We investigate the transient dynamics of a lumped-element oscillator based on a dc superconducting quantum interference device (SQUID). The SQUID is shunted with a capacitor, forming a nonlinear oscillator with a resonance frequency in the range of several gigahertz. The resonance frequency is varied by tuning the Josephson inductance of the SQUID with on-chip flux lines. We report measurements of decaying oscillations in the time domain following a brief excitation with a microwave pulse. The nonlinearity of the SQUID oscillator is probed by observing the ringdown response for different excitation amplitudes while the SQUID potential is varied by adjusting the flux bias.

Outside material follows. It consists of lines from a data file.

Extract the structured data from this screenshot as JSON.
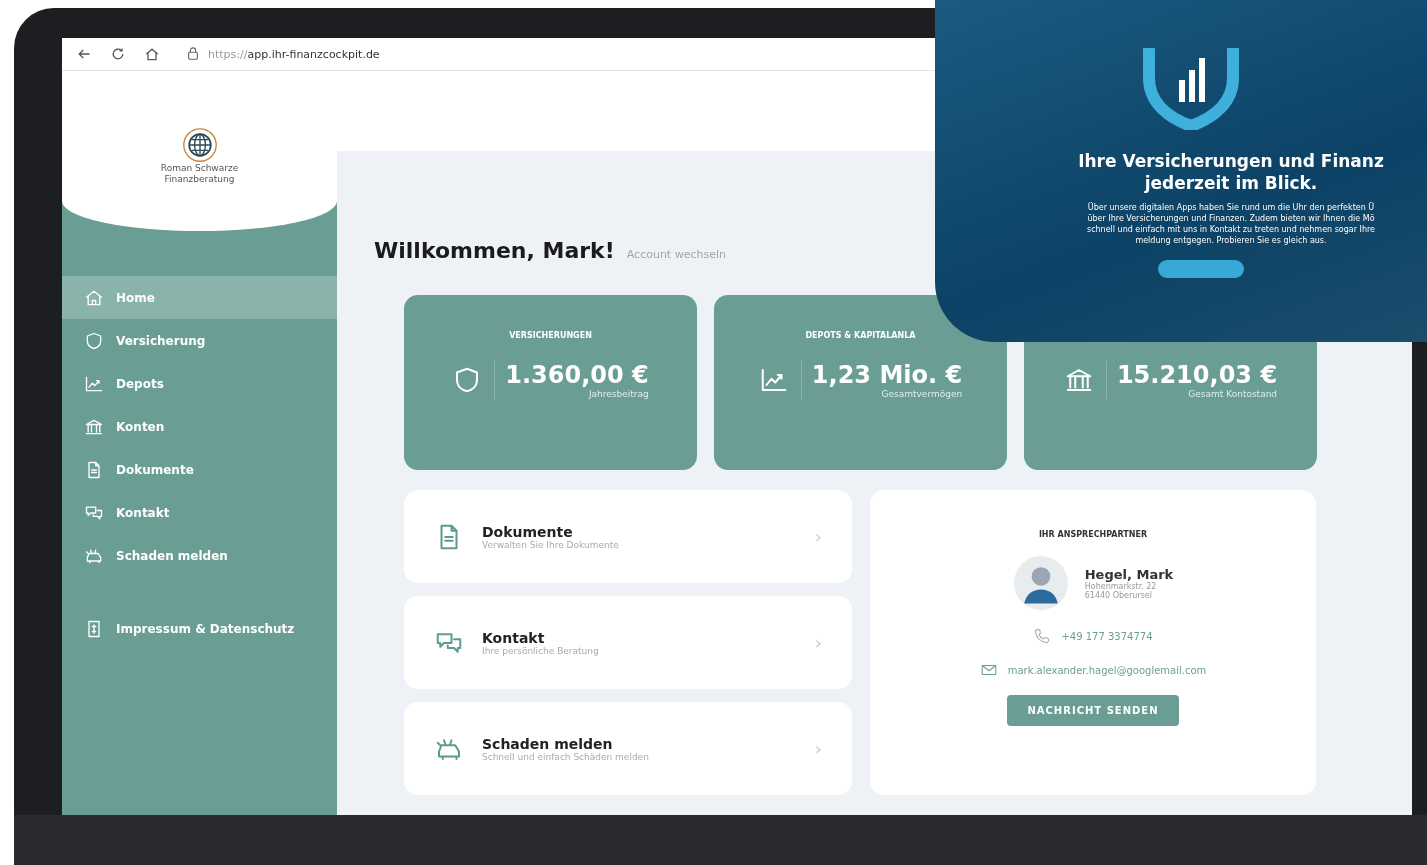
{
  "browser": {
    "url_scheme": "https://",
    "url_host": "app.ihr-finanzcockpit.de"
  },
  "logo": {
    "lines": [
      "Roman Schwarze",
      "Finanzberatung"
    ]
  },
  "nav": {
    "items": [
      {
        "label": "Home",
        "selected": true
      },
      {
        "label": "Versicherung",
        "selected": false
      },
      {
        "label": "Depots",
        "selected": false
      },
      {
        "label": "Konten",
        "selected": false
      },
      {
        "label": "Dokumente",
        "selected": false
      },
      {
        "label": "Kontakt",
        "selected": false
      },
      {
        "label": "Schaden melden",
        "selected": false
      }
    ],
    "footer_items": [
      {
        "label": "Impressum & Datenschutz",
        "selected": false
      }
    ]
  },
  "welcome": {
    "title": "Willkommen, Mark!",
    "link": "Account wechseln"
  },
  "stats": [
    {
      "title": "VERSICHERUNGEN",
      "value": "1.360,00 €",
      "caption": "Jahresbeitrag"
    },
    {
      "title": "DEPOTS & KAPITALANLA",
      "value": "1,23 Mio. €",
      "caption": "Gesamtvermögen"
    },
    {
      "value": "15.210,03 €",
      "caption": "Gesamt Kontostand"
    }
  ],
  "links": [
    {
      "title": "Dokumente",
      "subtitle": "Verwalten Sie Ihre Dokumente",
      "chevron": "›"
    },
    {
      "title": "Kontakt",
      "subtitle": "Ihre persönliche Beratung",
      "chevron": "›"
    },
    {
      "title": "Schaden melden",
      "subtitle": "Schnell und einfach Schäden melden",
      "chevron": "›"
    }
  ],
  "contact": {
    "heading": "IHR ANSPRECHPARTNER",
    "name": "Hegel, Mark",
    "address": [
      "Hohenmarkstr. 22",
      "61440 Oberursel"
    ],
    "phone": "+49 177 3374774",
    "email": "mark.alexander.hagel@googlemail.com",
    "button": "NACHRICHT SENDEN"
  },
  "promo": {
    "headline": [
      "Ihre Versicherungen und Finanz",
      "jederzeit im Blick."
    ],
    "paragraph": [
      "Über unsere digitalen Apps haben Sie rund um die Uhr den perfekten Ü",
      "über Ihre Versicherungen und Finanzen. Zudem bieten wir Ihnen die Mö",
      "schnell und einfach mit uns in Kontakt zu treten und nehmen sogar Ihre",
      "meldung entgegen. Probieren Sie es gleich aus."
    ]
  }
}
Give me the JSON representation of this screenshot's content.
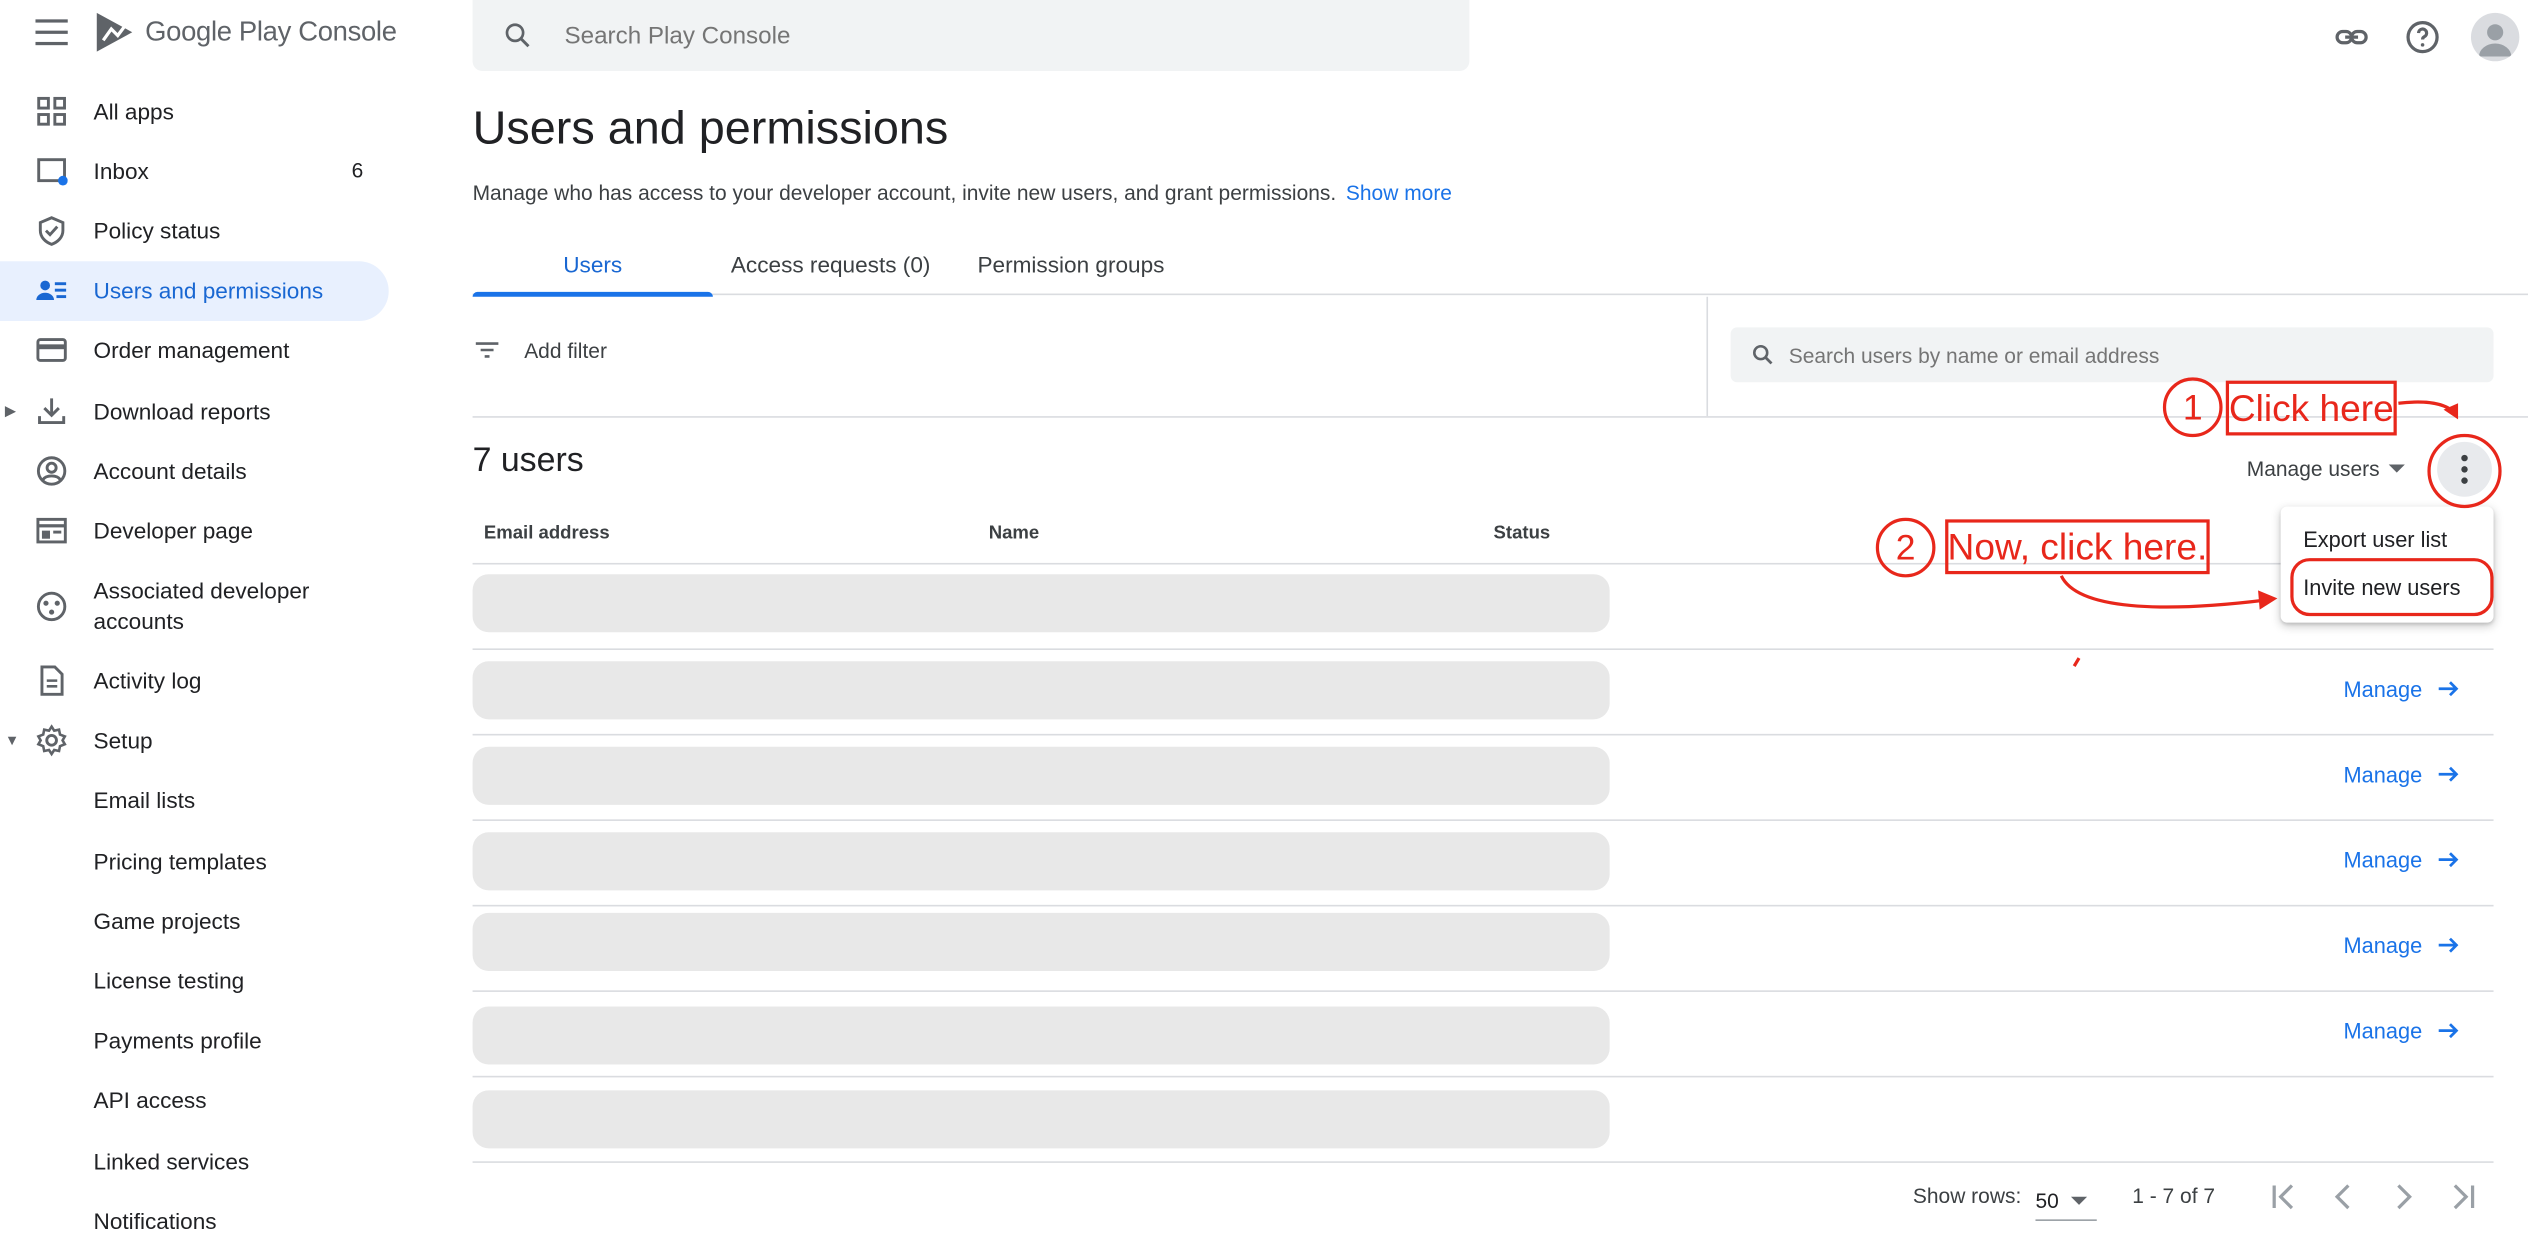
{
  "app": {
    "name": "Google Play Console"
  },
  "search": {
    "placeholder": "Search Play Console"
  },
  "sidebar": {
    "items": [
      {
        "label": "All apps",
        "icon": "grid-icon"
      },
      {
        "label": "Inbox",
        "icon": "inbox-icon",
        "badge": "6"
      },
      {
        "label": "Policy status",
        "icon": "shield-icon"
      },
      {
        "label": "Users and permissions",
        "icon": "users-icon",
        "active": true
      },
      {
        "label": "Order management",
        "icon": "credit-card-icon"
      },
      {
        "label": "Download reports",
        "icon": "download-icon"
      },
      {
        "label": "Account details",
        "icon": "account-circle-icon"
      },
      {
        "label": "Developer page",
        "icon": "web-page-icon"
      },
      {
        "label": "Associated developer accounts",
        "icon": "linked-accounts-icon"
      },
      {
        "label": "Activity log",
        "icon": "document-icon"
      },
      {
        "label": "Setup",
        "icon": "gear-icon"
      }
    ],
    "setup_subitems": [
      "Email lists",
      "Pricing templates",
      "Game projects",
      "License testing",
      "Payments profile",
      "API access",
      "Linked services",
      "Notifications"
    ]
  },
  "page": {
    "title": "Users and permissions",
    "subtitle": "Manage who has access to your developer account, invite new users, and grant permissions.",
    "show_more": "Show more"
  },
  "tabs": [
    "Users",
    "Access requests (0)",
    "Permission groups"
  ],
  "filter": {
    "add_filter": "Add filter",
    "search_placeholder": "Search users by name or email address"
  },
  "users": {
    "count_label": "7 users",
    "manage_users": "Manage users",
    "columns": [
      "Email address",
      "Name",
      "Status"
    ],
    "manage_link": "Manage",
    "rows_with_manage": [
      false,
      true,
      true,
      true,
      true,
      true,
      false
    ]
  },
  "menu": {
    "items": [
      "Export user list",
      "Invite new users"
    ]
  },
  "footer": {
    "show_rows_label": "Show rows:",
    "rows_value": "50",
    "range": "1 - 7 of 7"
  },
  "annotations": {
    "step1_number": "1",
    "step1_text": "Click here",
    "step2_number": "2",
    "step2_text": "Now, click here.",
    "color": "#e8271b"
  },
  "colors": {
    "accent": "#1a73e8",
    "active_bg": "#e8f0fe"
  }
}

Simulations are performed on a model circuit by numerically solving the corresponding Langevin equations incorporating the SQUID potential at the experimental temperature and using parameters obtained from separate measurements characterizing the SQUID oscillator. Simulations are in good agreement with the experimental observations of the ringdowns as a function of applied magnetic flux and pulse amplitude. We observe a crossover between the occurrence of ringdowns close to resonance and adiabatic following at a larger detuning from the resonance. We also discuss the occurrence of phase jumps at a large amplitude drive. Finally, we briefly outline prospects for a readout scheme for superconducting flux qubits based on the discrimination between ringdown signals for different levels of magnetic flux coupled to the SQUID.
ASJC Scopus subject areas
- Physics and Astronomy(all)